**WHAT THE TASK REQUIRES:**
Please copy out each line of the listing that contains the word "icon".

**PROVIDED ENTRIES:**
--- START ---
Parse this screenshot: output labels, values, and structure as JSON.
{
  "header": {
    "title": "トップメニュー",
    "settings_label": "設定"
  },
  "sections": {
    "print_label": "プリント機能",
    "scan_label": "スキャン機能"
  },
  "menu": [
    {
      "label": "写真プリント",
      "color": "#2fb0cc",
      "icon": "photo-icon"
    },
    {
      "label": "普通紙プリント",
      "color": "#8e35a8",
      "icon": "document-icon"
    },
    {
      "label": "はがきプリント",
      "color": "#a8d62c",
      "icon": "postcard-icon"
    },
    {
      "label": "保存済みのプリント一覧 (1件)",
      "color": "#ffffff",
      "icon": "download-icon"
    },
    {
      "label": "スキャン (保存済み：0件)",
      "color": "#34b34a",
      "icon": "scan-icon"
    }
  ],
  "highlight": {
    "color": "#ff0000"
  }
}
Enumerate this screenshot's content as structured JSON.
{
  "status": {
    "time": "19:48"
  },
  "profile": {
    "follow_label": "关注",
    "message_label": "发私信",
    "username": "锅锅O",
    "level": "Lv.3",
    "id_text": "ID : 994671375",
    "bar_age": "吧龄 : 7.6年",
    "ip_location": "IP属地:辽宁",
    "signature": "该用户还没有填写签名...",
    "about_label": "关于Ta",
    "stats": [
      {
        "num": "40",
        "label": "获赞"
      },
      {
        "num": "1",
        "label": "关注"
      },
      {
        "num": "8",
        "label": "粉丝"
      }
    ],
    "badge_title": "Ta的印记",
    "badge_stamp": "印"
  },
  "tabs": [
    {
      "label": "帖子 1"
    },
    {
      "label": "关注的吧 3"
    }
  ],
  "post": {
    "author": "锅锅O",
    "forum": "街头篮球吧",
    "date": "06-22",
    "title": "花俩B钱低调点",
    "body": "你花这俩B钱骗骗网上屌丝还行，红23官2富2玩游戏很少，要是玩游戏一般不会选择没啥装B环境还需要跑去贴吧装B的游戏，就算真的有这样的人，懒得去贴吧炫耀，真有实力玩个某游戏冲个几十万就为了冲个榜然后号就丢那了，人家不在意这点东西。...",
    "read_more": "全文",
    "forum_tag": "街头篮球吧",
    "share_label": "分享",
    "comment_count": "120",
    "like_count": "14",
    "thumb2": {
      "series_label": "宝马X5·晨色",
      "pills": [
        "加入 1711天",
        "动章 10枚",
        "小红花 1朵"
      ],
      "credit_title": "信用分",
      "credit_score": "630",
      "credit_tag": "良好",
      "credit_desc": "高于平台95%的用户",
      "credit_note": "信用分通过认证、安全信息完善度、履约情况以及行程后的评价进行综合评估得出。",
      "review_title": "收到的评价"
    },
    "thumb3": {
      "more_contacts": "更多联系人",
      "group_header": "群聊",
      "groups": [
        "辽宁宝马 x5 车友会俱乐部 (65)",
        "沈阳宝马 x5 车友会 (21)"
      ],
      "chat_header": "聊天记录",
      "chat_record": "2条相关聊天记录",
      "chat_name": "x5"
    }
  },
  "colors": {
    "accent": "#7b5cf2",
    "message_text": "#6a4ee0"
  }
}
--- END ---
**EXERCISE SOLUTION:**
      "icon": "photo-icon"
      "icon": "document-icon"
      "icon": "postcard-icon"
      "icon": "download-icon"
      "icon": "scan-icon"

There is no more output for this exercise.